Weather affected two shows the weekend of Aug. 5. A Primus/Clutch show scheduled for Crossroads KC was moved to the Uptown Theater hours ahead of scheduled time because the forecast called for heavy rains all night.
Fortunately, the Uptown was available that night. Unfortunately, the theater wasn’t large enough to accommodate the size of the Crossroads KC crowd, so some people with tickets were not admitted and were issued refunds.
That same night, Young the Giant, the Cold War Kids and Joywave were scheduled at Starlight. White and his staff saw the radar and decided to cut Joywave and move up the Cold War Kids.
“So the Cold War Kids opened, but we still didn’t get to Young the Giant,” White said. “Then it was all about what we could do to reschedule it. Our concert director started a conversation about the routing: He noticed that Young the Giant didn’t have a show the next day and asked, ‘Is it possible you could stay here another day and play tomorrow?’”

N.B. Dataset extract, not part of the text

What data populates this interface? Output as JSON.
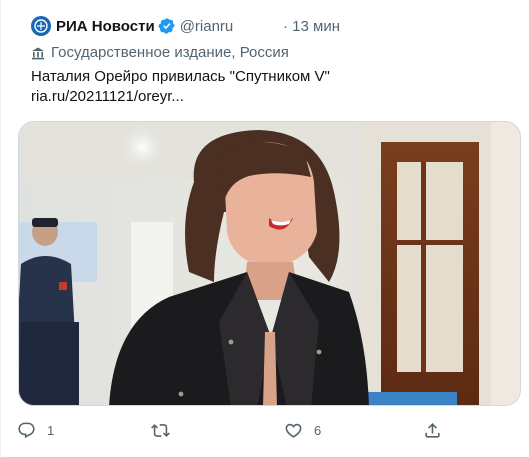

The Cold War Kids were not available the next day, but Joywave was. So the following night, Joywave opened for Young the Giant.
“Those are things you can second-guess yourself afterward. Like with Willie, it was: ‘Should we have put the opener on? Maybe we should have pulled the opener and gone with Dwight (Yoakam) and Willie.’”
On Aug, 16, Starlight was able to get the headliner, Idina Menzel, on stage after a rain delay of about 30 minutes. But heavy rain forced Starlight to cancel the Journey show on July 22 after the opener, Asia, performed. The decision to cancel can get complicated.
“When the headliner doesn’t go on, you can’t really call it a show,” White said. “And if they can’t play a full set, do you call that a show? If he’s supposed to play 90 minutes but can only play 45, is that a show? A lot of things go into it.”
“Our policy is that if the headliner is unable to play, we will reschedule or refund the tickets,” said Brett Mosiman of Pipeline Productions, which presented the Primus show. “We make every effort to get the headliner on as long as it is safe to do so. Fans did not likely pay their price of ticket for an opener. The priority is to deliver the headliner set.”
Festivals like the Kansas City Irish Fest and Boulevardia are different from a regular concert, O’Neill Wenzel said, so if a headliner has to cancel due to weather or other factors, refunds and a reschedule isn’t part of the deal.
“Our company produces festivals that are not solely music concerts,” she said. “They involve all kinds of great artistic performances, food and cultural demonstrations, product samplings, exhibits, shopping experiences, children’s activities, you name it. It’s all part of the admission ticket.
“Artist cancellation is not grounds for refund. … This is common practice among all festivals.”
Ultimately, outdoor shows are subject to the whims of nature, and promoters and venues have to anticipate what is in the best interest of everyone’s safety.
“You don’t want anybody to get hurt,”said Fritz of New West Presentations. “You’ve got a lot of iron and steel and electricity and water. It can get very dangerous. You want people to have protection from debris and the wind and rain. And even if it’s just rain, you have to be aware whether the equipment might not work or someone might get electrocuted. You can’t have water rushing on stage.
“It comes down to how accurate are the weather reports? How precise is the weather? Every instance is different and sometimes you just don’t know. It’s been an uncanny year. We’ve never had to evacuate until this summer.”